===== THE DATA
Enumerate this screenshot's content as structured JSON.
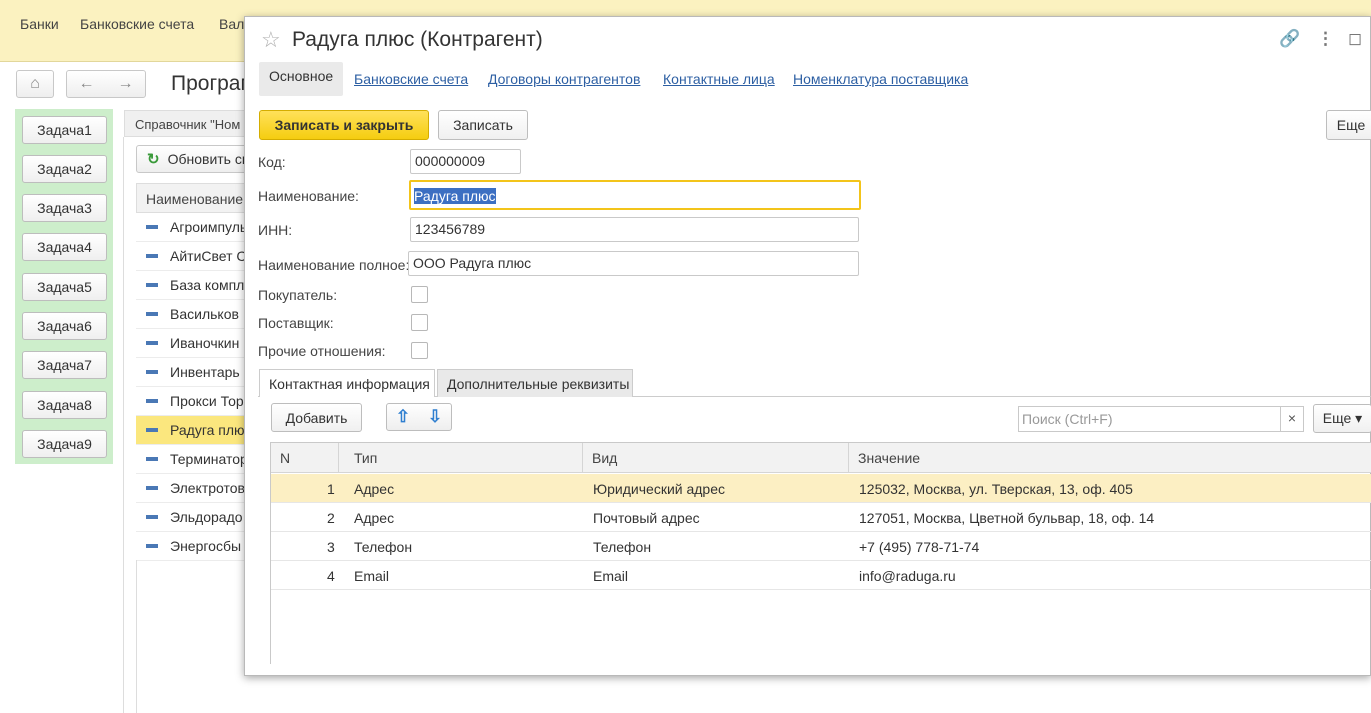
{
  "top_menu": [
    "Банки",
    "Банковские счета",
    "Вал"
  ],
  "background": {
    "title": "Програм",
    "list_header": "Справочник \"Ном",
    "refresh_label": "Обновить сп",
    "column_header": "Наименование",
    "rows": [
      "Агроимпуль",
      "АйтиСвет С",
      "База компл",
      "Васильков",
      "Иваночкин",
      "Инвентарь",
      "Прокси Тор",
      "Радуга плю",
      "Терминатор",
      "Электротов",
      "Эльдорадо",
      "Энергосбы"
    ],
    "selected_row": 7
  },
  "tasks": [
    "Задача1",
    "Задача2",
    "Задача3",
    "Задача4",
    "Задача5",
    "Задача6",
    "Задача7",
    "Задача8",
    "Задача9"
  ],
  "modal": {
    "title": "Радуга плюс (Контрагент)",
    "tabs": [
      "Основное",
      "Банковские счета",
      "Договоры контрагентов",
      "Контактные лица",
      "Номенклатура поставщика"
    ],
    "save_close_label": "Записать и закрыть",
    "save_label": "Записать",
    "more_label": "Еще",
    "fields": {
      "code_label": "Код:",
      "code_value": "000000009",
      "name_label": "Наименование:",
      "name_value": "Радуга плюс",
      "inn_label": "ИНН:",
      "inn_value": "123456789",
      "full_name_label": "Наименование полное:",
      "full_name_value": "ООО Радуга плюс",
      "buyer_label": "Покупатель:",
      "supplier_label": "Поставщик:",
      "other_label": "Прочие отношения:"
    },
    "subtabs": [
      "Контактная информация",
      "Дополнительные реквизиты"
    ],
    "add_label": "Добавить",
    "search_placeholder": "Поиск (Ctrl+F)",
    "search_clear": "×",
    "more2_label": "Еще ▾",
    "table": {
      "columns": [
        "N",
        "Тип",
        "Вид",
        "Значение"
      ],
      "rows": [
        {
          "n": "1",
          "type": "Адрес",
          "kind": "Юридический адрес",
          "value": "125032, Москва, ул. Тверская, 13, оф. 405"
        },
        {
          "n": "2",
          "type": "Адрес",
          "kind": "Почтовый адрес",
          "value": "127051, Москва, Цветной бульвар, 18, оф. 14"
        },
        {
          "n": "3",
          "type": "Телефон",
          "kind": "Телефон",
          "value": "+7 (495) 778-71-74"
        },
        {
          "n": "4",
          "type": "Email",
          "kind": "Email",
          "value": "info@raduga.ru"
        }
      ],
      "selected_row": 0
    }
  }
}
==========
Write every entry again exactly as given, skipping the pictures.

Enumerate this screenshot's content as structured JSON.
{
  "top_menu": [
    "Банки",
    "Банковские счета",
    "Вал"
  ],
  "background": {
    "title": "Програм",
    "list_header": "Справочник \"Ном",
    "refresh_label": "Обновить сп",
    "column_header": "Наименование",
    "rows": [
      "Агроимпуль",
      "АйтиСвет С",
      "База компл",
      "Васильков",
      "Иваночкин",
      "Инвентарь",
      "Прокси Тор",
      "Радуга плю",
      "Терминатор",
      "Электротов",
      "Эльдорадо",
      "Энергосбы"
    ],
    "selected_row": 7
  },
  "tasks": [
    "Задача1",
    "Задача2",
    "Задача3",
    "Задача4",
    "Задача5",
    "Задача6",
    "Задача7",
    "Задача8",
    "Задача9"
  ],
  "modal": {
    "title": "Радуга плюс (Контрагент)",
    "tabs": [
      "Основное",
      "Банковские счета",
      "Договоры контрагентов",
      "Контактные лица",
      "Номенклатура поставщика"
    ],
    "save_close_label": "Записать и закрыть",
    "save_label": "Записать",
    "more_label": "Еще",
    "fields": {
      "code_label": "Код:",
      "code_value": "000000009",
      "name_label": "Наименование:",
      "name_value": "Радуга плюс",
      "inn_label": "ИНН:",
      "inn_value": "123456789",
      "full_name_label": "Наименование полное:",
      "full_name_value": "ООО Радуга плюс",
      "buyer_label": "Покупатель:",
      "supplier_label": "Поставщик:",
      "other_label": "Прочие отношения:"
    },
    "subtabs": [
      "Контактная информация",
      "Дополнительные реквизиты"
    ],
    "add_label": "Добавить",
    "search_placeholder": "Поиск (Ctrl+F)",
    "search_clear": "×",
    "more2_label": "Еще ▾",
    "table": {
      "columns": [
        "N",
        "Тип",
        "Вид",
        "Значение"
      ],
      "rows": [
        {
          "n": "1",
          "type": "Адрес",
          "kind": "Юридический адрес",
          "value": "125032, Москва, ул. Тверская, 13, оф. 405"
        },
        {
          "n": "2",
          "type": "Адрес",
          "kind": "Почтовый адрес",
          "value": "127051, Москва, Цветной бульвар, 18, оф. 14"
        },
        {
          "n": "3",
          "type": "Телефон",
          "kind": "Телефон",
          "value": "+7 (495) 778-71-74"
        },
        {
          "n": "4",
          "type": "Email",
          "kind": "Email",
          "value": "info@raduga.ru"
        }
      ],
      "selected_row": 0
    }
  }
}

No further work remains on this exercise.